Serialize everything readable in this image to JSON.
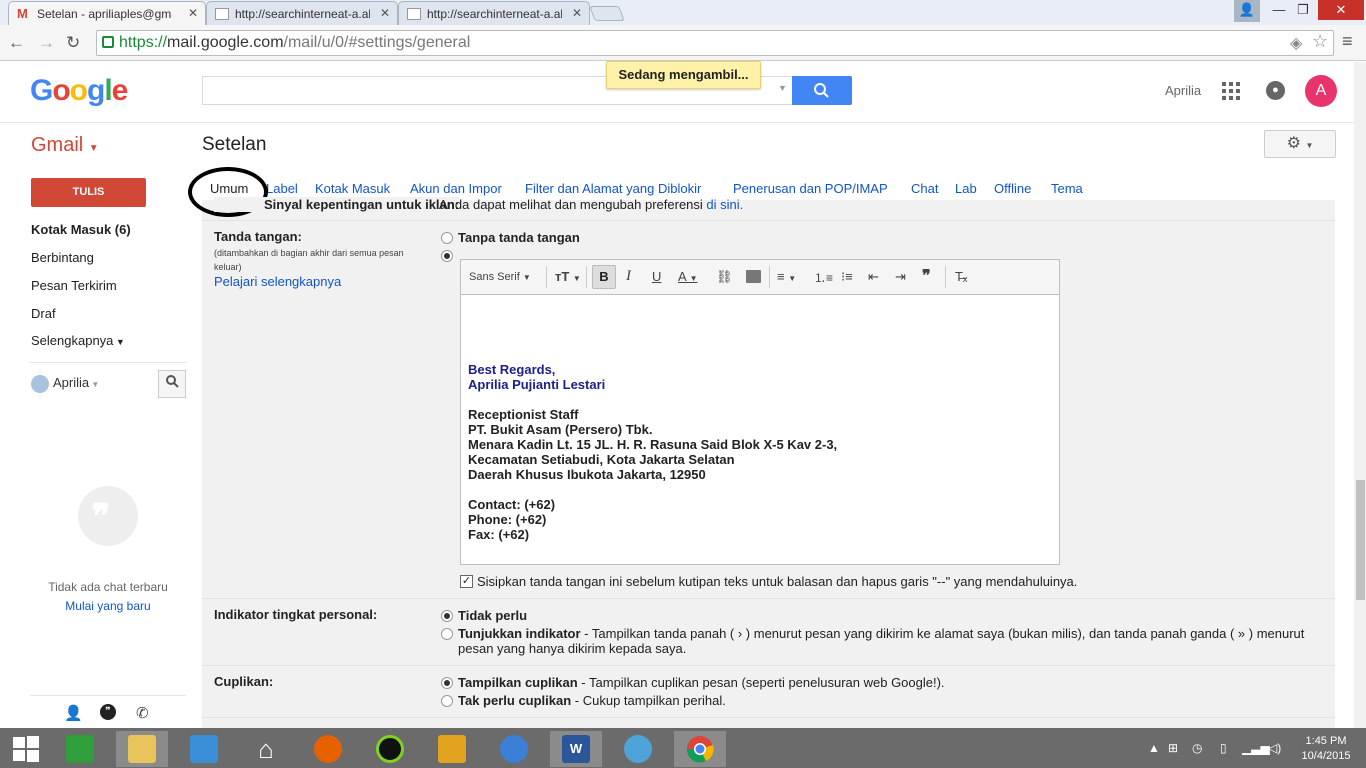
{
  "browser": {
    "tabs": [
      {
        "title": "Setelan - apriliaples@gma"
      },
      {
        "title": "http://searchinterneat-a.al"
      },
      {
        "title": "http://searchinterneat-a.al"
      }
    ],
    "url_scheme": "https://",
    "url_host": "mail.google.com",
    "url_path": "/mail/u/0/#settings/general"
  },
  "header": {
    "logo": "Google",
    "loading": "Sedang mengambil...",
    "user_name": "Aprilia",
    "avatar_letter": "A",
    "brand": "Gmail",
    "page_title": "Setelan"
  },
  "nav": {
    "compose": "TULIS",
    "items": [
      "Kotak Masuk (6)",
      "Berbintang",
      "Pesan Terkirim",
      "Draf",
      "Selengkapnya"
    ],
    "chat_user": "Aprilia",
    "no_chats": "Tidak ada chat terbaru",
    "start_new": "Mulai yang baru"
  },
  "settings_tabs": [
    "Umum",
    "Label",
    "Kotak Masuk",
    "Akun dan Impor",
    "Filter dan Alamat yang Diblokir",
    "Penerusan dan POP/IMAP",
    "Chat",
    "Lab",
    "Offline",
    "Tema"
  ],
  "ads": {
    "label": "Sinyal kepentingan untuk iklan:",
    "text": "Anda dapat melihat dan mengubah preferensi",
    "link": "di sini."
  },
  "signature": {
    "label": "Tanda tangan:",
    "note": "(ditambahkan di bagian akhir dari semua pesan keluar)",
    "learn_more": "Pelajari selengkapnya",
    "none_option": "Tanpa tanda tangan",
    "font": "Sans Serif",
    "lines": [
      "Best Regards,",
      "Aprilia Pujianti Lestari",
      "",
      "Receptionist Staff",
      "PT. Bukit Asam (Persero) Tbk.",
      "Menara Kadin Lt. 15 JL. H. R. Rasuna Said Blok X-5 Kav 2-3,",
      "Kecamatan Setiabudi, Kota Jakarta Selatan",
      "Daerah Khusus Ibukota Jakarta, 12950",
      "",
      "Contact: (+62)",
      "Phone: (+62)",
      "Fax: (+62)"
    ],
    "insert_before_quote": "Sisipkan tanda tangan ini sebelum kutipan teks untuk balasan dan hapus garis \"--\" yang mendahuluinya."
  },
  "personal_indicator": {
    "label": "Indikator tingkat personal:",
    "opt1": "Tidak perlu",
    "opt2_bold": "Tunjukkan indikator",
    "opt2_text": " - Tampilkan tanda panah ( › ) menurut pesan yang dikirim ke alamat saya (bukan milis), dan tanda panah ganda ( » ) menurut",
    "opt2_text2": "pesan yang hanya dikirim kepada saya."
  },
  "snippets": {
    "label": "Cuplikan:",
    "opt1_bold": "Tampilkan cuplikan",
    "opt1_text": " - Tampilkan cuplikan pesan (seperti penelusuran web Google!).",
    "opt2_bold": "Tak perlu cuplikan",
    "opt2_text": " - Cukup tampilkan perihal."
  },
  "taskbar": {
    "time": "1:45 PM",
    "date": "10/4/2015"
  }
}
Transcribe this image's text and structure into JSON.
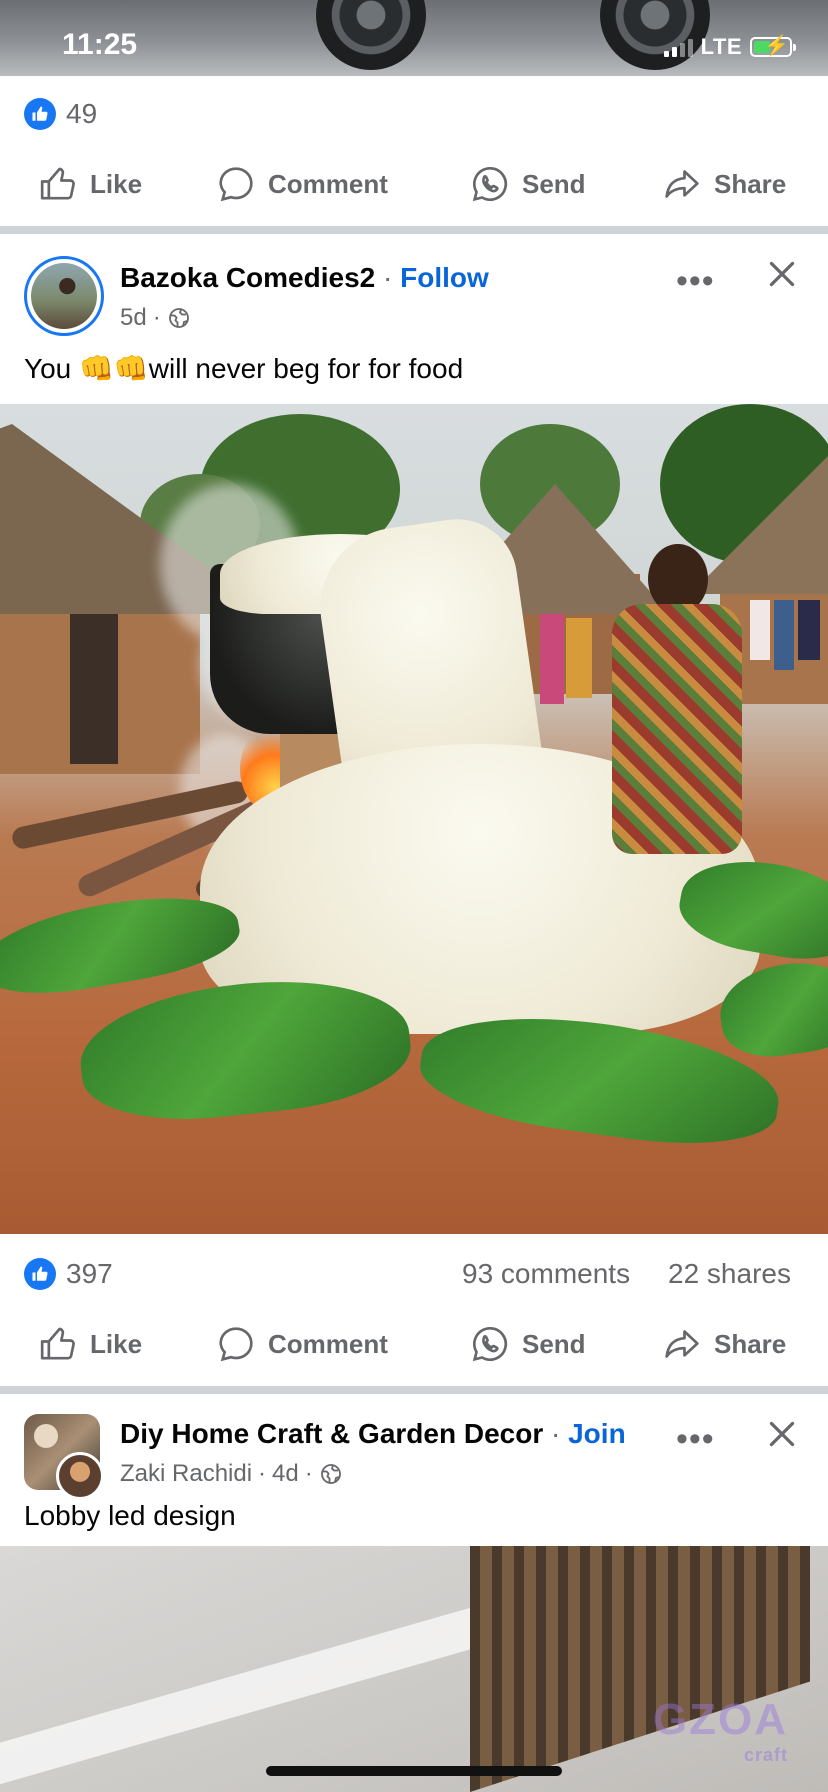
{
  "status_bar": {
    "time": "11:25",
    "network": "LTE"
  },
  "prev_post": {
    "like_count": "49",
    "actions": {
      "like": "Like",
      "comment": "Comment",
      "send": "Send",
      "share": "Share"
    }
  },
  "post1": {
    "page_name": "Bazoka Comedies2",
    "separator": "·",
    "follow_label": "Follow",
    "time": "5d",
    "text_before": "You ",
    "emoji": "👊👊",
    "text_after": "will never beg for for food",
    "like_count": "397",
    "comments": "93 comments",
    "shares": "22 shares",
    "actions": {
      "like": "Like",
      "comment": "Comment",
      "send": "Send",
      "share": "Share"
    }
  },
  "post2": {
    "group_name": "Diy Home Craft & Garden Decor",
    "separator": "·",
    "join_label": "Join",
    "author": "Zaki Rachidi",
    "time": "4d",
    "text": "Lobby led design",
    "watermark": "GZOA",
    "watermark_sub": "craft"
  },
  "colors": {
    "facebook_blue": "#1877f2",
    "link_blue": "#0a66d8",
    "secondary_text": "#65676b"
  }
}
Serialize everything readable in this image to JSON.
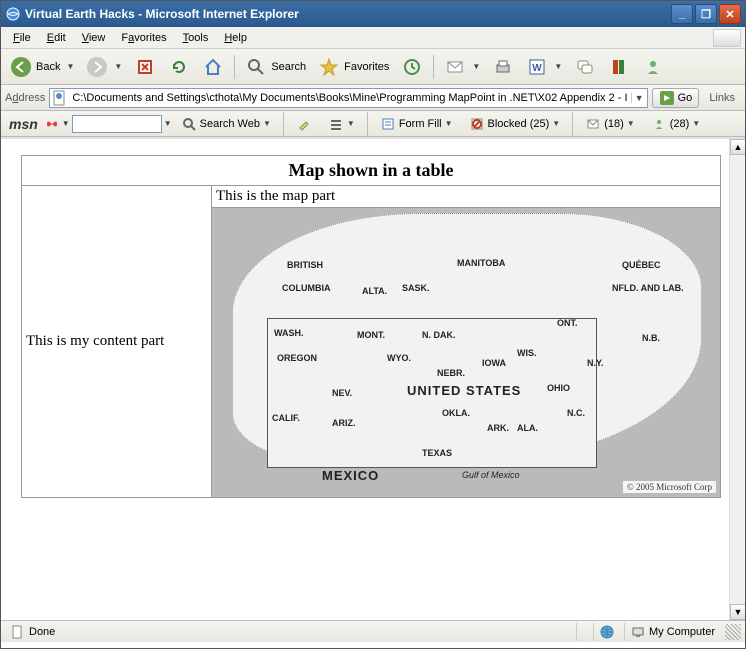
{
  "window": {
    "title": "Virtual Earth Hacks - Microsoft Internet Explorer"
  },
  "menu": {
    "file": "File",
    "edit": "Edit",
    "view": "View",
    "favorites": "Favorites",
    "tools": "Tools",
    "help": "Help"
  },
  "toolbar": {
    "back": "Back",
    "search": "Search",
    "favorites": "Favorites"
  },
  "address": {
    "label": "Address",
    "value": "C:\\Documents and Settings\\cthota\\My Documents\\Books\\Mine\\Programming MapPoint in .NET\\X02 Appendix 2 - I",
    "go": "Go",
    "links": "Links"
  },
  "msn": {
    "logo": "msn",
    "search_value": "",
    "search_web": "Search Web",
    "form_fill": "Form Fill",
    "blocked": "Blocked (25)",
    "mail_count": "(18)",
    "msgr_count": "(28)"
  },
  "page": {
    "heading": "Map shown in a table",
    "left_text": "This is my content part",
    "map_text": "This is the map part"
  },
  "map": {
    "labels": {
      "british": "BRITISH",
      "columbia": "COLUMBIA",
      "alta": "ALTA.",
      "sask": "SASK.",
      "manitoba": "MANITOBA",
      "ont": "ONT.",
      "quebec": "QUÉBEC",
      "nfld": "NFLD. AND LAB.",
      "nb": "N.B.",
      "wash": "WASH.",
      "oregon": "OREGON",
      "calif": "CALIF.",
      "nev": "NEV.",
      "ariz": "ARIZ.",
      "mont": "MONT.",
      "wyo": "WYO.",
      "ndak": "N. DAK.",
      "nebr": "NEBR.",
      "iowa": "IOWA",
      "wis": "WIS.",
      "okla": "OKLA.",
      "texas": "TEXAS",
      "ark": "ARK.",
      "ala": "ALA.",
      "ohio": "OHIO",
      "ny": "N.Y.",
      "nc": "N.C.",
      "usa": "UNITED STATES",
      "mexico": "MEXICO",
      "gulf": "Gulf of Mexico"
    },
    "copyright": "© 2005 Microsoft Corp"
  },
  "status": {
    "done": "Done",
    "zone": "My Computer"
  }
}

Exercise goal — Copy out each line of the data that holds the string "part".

Answer box —
    "left_text": "This is my content part",
    "map_text": "This is the map part"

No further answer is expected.